Directions>
For each line below that holds the word "shipping", make a copy.

(Stored data)
──────────────────────────────

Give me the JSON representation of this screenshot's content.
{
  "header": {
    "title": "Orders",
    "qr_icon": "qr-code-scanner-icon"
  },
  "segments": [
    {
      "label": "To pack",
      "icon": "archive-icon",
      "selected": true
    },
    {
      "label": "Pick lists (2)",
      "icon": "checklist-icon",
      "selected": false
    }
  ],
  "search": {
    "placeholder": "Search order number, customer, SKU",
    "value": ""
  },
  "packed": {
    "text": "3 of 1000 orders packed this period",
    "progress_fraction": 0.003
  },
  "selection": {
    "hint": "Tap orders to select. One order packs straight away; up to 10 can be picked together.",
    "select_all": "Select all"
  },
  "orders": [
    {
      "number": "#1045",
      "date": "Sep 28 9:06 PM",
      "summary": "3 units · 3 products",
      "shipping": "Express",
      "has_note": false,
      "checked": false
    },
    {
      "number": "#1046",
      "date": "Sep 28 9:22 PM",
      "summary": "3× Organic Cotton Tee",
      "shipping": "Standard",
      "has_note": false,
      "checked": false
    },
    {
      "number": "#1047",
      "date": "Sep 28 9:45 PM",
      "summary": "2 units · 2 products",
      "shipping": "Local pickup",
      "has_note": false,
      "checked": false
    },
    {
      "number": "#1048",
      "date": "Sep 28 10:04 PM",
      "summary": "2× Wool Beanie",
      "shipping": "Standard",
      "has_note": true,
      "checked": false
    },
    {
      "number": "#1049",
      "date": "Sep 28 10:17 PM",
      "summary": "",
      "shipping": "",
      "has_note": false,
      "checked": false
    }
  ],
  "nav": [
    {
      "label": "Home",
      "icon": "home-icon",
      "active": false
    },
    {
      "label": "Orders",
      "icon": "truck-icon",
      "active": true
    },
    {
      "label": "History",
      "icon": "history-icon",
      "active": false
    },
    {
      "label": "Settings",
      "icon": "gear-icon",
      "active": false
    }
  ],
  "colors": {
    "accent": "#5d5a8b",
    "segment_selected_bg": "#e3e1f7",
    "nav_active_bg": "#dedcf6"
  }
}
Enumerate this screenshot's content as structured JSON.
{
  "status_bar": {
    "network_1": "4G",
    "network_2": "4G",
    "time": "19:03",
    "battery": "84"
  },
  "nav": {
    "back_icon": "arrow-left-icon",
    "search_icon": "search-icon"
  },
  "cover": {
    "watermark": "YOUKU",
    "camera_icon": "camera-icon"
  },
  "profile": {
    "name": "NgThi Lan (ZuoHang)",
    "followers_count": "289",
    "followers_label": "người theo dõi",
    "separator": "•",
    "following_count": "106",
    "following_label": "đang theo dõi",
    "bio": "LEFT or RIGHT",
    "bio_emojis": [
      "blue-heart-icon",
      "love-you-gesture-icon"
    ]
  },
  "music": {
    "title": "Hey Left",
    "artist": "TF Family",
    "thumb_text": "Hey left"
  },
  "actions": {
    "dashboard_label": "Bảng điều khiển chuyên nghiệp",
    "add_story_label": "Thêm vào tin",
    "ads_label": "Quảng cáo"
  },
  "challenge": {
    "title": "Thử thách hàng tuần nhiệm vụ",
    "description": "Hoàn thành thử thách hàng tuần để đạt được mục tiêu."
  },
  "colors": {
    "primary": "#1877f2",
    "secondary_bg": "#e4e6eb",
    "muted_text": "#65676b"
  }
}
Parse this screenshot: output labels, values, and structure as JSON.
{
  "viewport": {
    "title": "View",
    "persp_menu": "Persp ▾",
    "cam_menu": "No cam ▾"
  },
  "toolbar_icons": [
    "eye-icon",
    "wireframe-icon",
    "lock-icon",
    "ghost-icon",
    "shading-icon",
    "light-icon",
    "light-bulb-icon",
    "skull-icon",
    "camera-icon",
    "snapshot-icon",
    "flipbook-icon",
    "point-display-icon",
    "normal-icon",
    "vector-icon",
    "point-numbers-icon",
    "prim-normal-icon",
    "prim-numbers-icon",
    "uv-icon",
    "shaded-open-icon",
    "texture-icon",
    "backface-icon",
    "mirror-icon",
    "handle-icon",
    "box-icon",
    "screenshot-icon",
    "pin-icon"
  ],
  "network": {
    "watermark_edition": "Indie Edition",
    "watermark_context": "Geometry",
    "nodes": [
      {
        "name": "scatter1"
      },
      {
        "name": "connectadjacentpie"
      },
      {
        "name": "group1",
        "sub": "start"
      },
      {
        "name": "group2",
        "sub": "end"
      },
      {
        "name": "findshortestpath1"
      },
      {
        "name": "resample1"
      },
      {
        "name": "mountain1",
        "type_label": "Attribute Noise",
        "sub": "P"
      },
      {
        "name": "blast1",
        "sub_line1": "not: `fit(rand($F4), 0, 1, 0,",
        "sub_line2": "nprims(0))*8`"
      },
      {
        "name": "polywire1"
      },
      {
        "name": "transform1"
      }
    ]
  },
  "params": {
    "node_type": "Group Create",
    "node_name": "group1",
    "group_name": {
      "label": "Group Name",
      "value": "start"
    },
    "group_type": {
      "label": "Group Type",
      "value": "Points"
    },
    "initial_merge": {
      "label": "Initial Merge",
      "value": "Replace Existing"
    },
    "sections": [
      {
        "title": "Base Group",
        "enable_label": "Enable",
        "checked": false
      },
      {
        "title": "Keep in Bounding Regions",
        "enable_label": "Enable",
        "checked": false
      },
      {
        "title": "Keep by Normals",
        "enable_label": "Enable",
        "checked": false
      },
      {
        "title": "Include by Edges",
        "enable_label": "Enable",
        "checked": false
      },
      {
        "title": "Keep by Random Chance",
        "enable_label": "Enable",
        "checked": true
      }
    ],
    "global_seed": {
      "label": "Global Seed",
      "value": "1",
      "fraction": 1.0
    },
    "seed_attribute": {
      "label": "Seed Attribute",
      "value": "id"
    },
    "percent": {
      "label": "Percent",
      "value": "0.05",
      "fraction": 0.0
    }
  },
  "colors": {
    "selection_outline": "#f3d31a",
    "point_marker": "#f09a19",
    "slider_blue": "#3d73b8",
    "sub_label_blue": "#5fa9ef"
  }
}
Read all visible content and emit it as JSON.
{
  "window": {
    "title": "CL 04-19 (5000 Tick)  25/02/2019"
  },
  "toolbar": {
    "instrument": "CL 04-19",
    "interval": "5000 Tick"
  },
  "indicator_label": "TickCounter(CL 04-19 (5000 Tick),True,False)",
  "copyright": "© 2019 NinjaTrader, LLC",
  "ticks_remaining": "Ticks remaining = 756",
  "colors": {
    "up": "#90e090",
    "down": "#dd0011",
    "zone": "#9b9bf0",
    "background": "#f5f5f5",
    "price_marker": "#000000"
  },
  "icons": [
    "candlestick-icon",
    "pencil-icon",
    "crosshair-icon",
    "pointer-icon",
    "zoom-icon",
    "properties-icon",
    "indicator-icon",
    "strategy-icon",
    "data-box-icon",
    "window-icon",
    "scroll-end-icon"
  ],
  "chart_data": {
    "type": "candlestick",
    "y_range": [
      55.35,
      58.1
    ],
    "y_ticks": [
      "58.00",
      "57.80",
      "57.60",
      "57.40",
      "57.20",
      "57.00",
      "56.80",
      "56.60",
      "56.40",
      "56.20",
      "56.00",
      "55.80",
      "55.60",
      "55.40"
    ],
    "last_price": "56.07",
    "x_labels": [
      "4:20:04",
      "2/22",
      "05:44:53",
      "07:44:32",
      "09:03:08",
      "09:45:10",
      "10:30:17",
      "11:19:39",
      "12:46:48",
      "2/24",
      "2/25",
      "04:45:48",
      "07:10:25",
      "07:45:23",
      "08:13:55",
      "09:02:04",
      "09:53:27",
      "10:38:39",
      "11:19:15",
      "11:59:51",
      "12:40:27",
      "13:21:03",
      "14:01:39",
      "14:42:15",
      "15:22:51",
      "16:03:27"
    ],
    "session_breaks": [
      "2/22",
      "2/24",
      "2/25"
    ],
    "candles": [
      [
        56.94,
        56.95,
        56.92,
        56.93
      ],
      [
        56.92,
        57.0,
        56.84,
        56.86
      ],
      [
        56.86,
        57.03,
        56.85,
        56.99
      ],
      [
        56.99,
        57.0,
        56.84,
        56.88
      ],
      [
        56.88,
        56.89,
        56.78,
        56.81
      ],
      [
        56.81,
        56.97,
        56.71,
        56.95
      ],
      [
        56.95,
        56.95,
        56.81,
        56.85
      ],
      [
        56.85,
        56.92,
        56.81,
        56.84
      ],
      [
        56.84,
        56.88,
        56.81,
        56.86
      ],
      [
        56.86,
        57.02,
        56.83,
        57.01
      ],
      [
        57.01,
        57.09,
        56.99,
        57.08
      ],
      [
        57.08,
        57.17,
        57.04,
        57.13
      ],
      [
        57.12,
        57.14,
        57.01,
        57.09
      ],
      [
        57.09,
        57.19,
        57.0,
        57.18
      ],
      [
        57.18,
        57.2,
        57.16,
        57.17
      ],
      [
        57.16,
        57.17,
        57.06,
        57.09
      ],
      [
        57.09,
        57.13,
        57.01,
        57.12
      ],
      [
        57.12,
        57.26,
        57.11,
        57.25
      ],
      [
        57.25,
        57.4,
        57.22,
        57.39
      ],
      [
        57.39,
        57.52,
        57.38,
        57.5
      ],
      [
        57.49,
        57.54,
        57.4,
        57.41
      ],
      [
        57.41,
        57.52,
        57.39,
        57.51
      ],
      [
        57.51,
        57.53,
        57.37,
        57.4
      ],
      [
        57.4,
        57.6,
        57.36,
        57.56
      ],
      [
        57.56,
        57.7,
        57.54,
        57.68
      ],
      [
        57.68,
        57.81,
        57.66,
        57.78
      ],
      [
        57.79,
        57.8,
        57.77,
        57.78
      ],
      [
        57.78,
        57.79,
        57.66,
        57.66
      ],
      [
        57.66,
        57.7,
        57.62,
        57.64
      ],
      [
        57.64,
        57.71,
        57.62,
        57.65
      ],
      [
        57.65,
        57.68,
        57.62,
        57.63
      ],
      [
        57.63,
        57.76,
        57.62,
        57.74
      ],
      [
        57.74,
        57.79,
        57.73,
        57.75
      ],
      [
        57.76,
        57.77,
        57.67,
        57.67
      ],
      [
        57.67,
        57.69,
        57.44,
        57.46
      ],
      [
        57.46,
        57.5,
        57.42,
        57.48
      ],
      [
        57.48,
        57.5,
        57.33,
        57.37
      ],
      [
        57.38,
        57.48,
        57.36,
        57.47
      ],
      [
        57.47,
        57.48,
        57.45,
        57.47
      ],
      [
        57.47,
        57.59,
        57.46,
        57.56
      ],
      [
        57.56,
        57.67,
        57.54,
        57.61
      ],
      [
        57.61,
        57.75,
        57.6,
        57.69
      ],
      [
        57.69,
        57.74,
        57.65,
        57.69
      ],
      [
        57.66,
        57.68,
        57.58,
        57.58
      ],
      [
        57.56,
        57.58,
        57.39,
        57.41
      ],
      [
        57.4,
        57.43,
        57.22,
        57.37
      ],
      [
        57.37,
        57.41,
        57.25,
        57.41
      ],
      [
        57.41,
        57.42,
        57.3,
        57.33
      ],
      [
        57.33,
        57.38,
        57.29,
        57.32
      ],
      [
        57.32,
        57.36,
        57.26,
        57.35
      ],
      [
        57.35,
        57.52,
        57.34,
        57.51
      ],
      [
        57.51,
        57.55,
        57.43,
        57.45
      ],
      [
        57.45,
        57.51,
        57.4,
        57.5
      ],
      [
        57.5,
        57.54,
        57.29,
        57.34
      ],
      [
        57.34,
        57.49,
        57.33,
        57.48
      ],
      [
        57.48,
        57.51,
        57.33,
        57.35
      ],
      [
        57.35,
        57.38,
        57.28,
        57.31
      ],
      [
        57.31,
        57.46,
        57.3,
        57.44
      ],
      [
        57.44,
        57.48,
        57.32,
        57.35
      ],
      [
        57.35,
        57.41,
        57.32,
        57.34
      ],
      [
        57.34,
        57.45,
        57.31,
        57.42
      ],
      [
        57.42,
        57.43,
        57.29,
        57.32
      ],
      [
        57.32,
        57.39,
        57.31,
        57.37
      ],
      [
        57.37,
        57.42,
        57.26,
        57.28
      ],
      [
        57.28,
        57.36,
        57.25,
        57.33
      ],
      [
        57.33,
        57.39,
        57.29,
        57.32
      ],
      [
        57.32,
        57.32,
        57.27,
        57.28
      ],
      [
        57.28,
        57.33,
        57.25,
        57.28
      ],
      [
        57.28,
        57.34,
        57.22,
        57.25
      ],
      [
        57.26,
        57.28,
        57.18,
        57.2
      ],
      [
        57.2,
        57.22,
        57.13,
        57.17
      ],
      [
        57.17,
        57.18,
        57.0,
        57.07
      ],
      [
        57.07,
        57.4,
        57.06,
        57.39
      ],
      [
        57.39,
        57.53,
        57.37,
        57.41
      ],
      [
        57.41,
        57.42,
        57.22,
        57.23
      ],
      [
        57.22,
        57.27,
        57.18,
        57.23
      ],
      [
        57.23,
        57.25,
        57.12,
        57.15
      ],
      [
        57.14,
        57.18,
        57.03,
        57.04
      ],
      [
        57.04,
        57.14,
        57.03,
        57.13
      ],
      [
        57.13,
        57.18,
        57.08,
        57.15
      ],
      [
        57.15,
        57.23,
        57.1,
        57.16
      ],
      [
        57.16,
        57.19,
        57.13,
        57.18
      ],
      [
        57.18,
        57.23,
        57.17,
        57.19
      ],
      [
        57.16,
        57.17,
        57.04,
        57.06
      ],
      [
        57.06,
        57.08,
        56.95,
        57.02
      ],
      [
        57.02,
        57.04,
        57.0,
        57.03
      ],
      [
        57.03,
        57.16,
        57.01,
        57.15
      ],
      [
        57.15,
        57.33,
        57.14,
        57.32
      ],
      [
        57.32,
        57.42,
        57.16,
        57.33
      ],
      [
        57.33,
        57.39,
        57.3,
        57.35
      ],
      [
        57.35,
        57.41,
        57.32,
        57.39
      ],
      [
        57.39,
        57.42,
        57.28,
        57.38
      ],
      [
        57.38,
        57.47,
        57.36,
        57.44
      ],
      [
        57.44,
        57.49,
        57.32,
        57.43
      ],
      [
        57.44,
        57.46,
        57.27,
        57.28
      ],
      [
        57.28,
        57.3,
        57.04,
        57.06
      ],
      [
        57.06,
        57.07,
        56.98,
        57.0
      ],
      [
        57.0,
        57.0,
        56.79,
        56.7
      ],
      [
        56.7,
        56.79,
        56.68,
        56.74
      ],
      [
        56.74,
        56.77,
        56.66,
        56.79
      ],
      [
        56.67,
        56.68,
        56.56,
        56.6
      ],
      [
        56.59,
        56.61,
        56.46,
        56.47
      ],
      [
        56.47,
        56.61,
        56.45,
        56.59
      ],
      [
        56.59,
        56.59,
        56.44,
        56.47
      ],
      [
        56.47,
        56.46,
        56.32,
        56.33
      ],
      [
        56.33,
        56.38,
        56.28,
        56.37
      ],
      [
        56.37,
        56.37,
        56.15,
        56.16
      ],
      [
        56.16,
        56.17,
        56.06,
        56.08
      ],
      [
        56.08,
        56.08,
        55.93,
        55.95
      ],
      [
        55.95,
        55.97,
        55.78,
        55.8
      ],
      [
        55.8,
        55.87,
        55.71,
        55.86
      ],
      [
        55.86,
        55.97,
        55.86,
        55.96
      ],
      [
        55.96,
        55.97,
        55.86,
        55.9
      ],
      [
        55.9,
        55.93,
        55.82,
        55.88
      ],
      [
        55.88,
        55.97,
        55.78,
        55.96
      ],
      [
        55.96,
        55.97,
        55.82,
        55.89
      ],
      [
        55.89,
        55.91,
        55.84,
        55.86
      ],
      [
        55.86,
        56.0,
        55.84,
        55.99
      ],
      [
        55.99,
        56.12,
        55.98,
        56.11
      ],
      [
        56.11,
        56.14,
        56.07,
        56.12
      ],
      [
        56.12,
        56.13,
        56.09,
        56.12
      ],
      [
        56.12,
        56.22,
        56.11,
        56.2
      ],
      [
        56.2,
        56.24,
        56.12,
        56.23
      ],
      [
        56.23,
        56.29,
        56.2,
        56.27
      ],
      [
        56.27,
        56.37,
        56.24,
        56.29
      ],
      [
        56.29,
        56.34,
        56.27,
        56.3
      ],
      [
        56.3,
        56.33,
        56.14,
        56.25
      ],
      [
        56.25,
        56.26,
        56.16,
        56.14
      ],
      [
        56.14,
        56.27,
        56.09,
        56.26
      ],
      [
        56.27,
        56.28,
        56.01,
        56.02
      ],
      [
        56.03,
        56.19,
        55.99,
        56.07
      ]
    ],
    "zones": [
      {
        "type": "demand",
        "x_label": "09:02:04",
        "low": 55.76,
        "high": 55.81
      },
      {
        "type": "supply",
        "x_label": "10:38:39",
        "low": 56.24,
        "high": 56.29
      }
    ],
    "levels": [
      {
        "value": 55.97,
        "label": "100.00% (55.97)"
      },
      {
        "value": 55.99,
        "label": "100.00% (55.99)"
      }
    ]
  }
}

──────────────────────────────

Reply>
      "shipping": "Express",
      "shipping": "Standard",
      "shipping": "Local pickup",
      "shipping": "Standard",
      "shipping": "",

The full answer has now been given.